"The organization is really looking to do their very best, and the arena was super nice, one of the best I've had the chance to ride in with my horse," Froment commented. "Really every ground area was perfect and there was plenty of space. I actually think that we had more space to warm up than there were combinations starting. We have the competition arena, two warm up arenas, and three training arenas, plus the different spaces around."
While it was well organised, Alizee feels that a few things should be organized in a different way, but this is the reason why they have done a test event. “In two months all will be in a perfect way. I'm sure about it," Froment concluded
A little bit of an empty atmosphere for such a big and amazing stadium, Alizee added that the test event was closed to the public and was a pretty confidential competition.
Holland based Chere Burger felt that as a South African rider the Caen event was a little overwhelming. She was very impressed by the attention to detail.
"The discipline, neatness, precision, and the emphasis on the well being of the horses was something worth appreciating, said Chere. "The main arena was absolutely super, and certainly one of the best win arena surfaces I ever rode on.”
While the atmosphere this time was a little bit underwhelming, Chere is very much looking forward to taking this stage again as part of team South Africa.

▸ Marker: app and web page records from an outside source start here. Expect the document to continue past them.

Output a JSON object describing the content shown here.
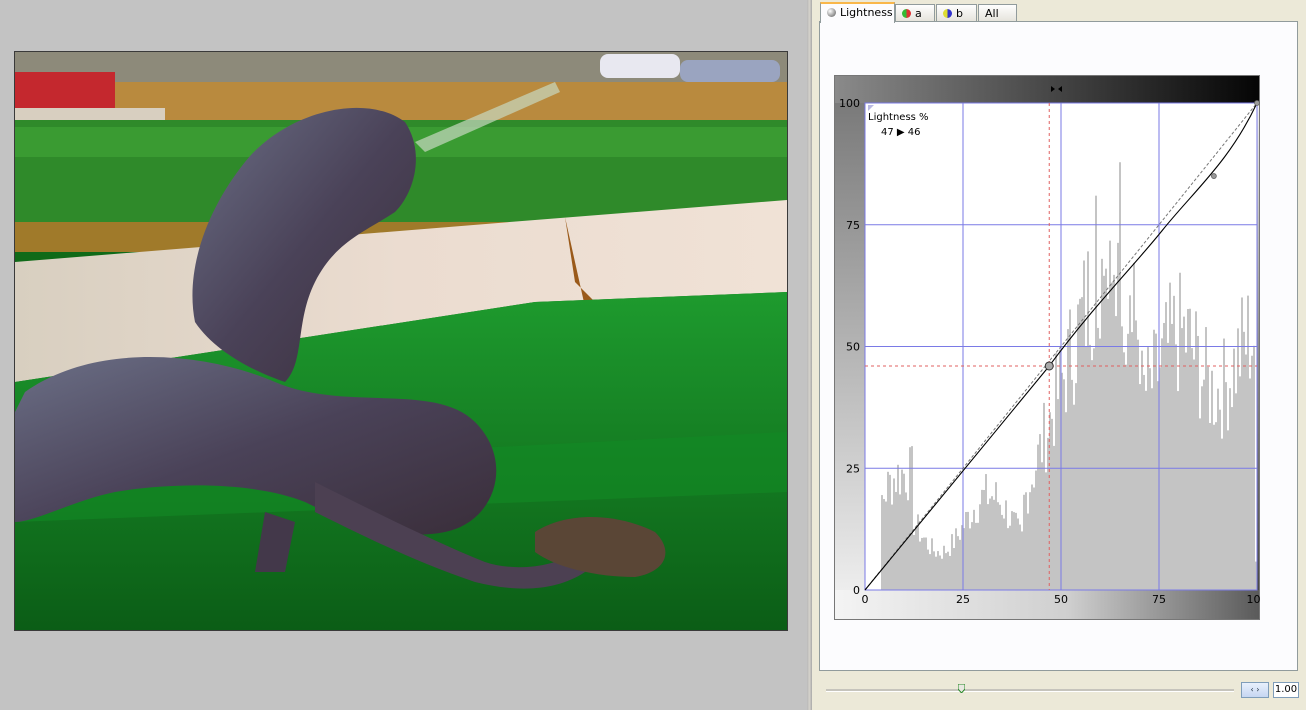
{
  "tabs": [
    {
      "label": "Lightness",
      "icon": "lightness-channel-icon",
      "active": true
    },
    {
      "label": "a",
      "icon": "a-channel-icon",
      "active": false
    },
    {
      "label": "b",
      "icon": "b-channel-icon",
      "active": false
    },
    {
      "label": "All",
      "icon": "",
      "active": false
    }
  ],
  "curve": {
    "readout_label": "Lightness %",
    "readout_value": "47 ▶ 46",
    "axis_ticks": [
      "0",
      "25",
      "50",
      "75",
      "100"
    ],
    "selected_point": {
      "input": 47,
      "output": 46
    }
  },
  "bottom": {
    "strength_value": "1.00",
    "spin_symbol": "‹ ›"
  },
  "colors": {
    "grid": "#7a7ae6",
    "histogram": "#c4c4c4",
    "crosshair": "#e06060",
    "active_tab_accent": "#f9b74a"
  }
}
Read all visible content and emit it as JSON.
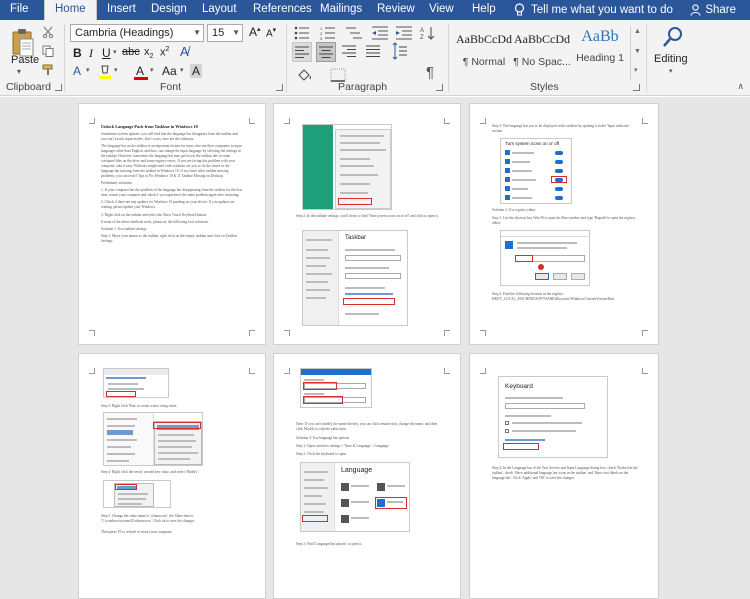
{
  "tabs": [
    "File",
    "Home",
    "Insert",
    "Design",
    "Layout",
    "References",
    "Mailings",
    "Review",
    "View",
    "Help"
  ],
  "active_tab": "Home",
  "tell_me": "Tell me what you want to do",
  "share": "Share",
  "clipboard": {
    "paste": "Paste",
    "label": "Clipboard"
  },
  "font": {
    "name": "Cambria (Headings)",
    "size": "15",
    "label": "Font"
  },
  "paragraph": {
    "label": "Paragraph"
  },
  "styles": {
    "label": "Styles",
    "items": [
      {
        "sample": "AaBbCcDd",
        "name": "¶ Normal"
      },
      {
        "sample": "AaBbCcDd",
        "name": "¶ No Spac..."
      },
      {
        "sample": "AaBb",
        "name": "Heading 1"
      }
    ],
    "heading_color": "#2e74b5"
  },
  "editing": {
    "label": "Editing"
  },
  "colors": {
    "ribbon_blue": "#2b579a",
    "highlight": "#ffff00",
    "font_color": "#e00000",
    "accent_red": "#d32f2f",
    "accent_blue": "#1e6fc9"
  },
  "pages": {
    "p1": {
      "title": "Unlock Language Pack from Taskbar in Windows 10",
      "paragraphs": [
        "Sometimes system updates, you will find that the language bar disappears from the taskbar and you can't switch input modes, don't worry, here are the solutions.",
        "The language bar on the taskbar is an important feature for users who use their computers to input languages other than English, and thus, can change the input language by selecting the settings in the taskbar. However, sometimes the language bar may get lost in the taskbar due to some corrupted files on the drive and some registry errors. If you are facing this problem with your computer, take it easy. Without complicated code solutions for you to fix the issues or the language bar missing from the taskbar in Windows 10. If you have other taskbar missing problems, you can read 5 Tips to Fix Windows 10 & 11 Taskbar Missing on Desktop.",
        "Preliminary solutions",
        "1. If your computer has the problem of the language bar disappearing from the taskbar for the first time, restart your computer and check if you experience the same problem again after restarting.",
        "2. Check if there are any updates for Windows 10 pending on your device. If you updates are waiting, please update your Windows.",
        "3. Right click on the taskbar and select the Show Touch Keyboard button.",
        "If none of the above methods work, please try the following four solutions.",
        "Solution 1: Use taskbar settings",
        "Step 1: Move your mouse to the taskbar, right click on the empty, taskbar and click on Taskbar Settings."
      ]
    },
    "p2": {
      "caption1": "Step 2: In the taskbar settings, scroll down to find 'Turn system icons on or off' and click to open it.",
      "shot_title": "Taskbar"
    },
    "p3": {
      "caption1": "Step 3: The language bar you to be displayed in the taskbar by opening it in the 'Input indicator' section.",
      "shot_title": "Turn system icons on or off",
      "caption2": "Solution 2: Use registry editor",
      "caption3": "Step 1: Use the shortcut key Win+R to open the Run window and type 'Regedit' to open the registry editor.",
      "caption4": "Step 2: Find the following location in the registry: HKEY_LOCAL_MACHINE\\SOFTWARE\\Microsoft\\Windows\\CurrentVersion\\Run"
    },
    "p4": {
      "caption1": "Step 3: Right click 'Run' to create a new string value.",
      "caption2": "Step 4: Right click the newly created key value, and select 'Modify'.",
      "caption3": "Step 5: Change the value name to 'ctfmon.exe', the Value data to 'C:\\windows\\system32\\ctfmon.exe'. Click ok to save the changes.",
      "caption4": "Then press F5 to refresh or restart your computer."
    },
    "p5": {
      "caption1": "Note: If you can't modify the name directly, you can click rename first, change the name, and then click Modify to edit the value data.",
      "caption2": "Solution 3: Use language bar options",
      "caption3": "Step 1: Open windows settings > Time & Language > Language",
      "caption4": "Step 2: Click the keyboard to open.",
      "shot_title": "Language",
      "caption5": "Step 3: Find 'Language bar options' to open it."
    },
    "p6": {
      "shot_title": "Keyboard",
      "caption1": "Step 4: In the Language bar of the Text Service and Input Language dialog box, check 'Docked in the taskbar', check 'Show additional language bar icons in the taskbar' and 'Show text labels on the language bar'. Click 'Apply' and 'OK' to save the changes."
    }
  }
}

“At this stage we have a South African team that is going and I can’t wait to experience the WEG atmosphere," she added.
Sixth in the Grand Prix Special, German born Palestinian Christian Bruhe felt that overall the event was very well organised with short ways from the lorry to the barn area, training rings and main stadium. Already qualified to compete at the 2014 World Equestrian Games, Bruhe called the d'Ornano stadium a great overall infrastructure for the horses.
“It's just perfect. There are spacious boxes, but we felt the shavings were too fine grained and the team catering was poor," said the critical entrepreneur Bruhe, who runs a multinational with a staff of 750 people.
Agreeing with Alizee and Christobal that the ground had very good surfaces, Christian did comment that the footing in the competition arena was slightly harder than outside, but feels that should be an easy fix. "There was absolutely plenty of space to warm-up," added.
Christian described the atmosphere as very warm, exciting, cheerful, and really like a big family celebrating the upcoming event. He did feel that the access to the main arena was a bit too restrictive for trainers and grooms, but all in all enjoyed the chance to “test ride” the world stage.
“It was a great opportunity for us to train and get to know the main arena," said Bruhe, who is coached by Finnish Grand Prix rider Henri Ruoste.
by Sarah Warne - Photos © Milan Djordjevic - Leanjo de Koster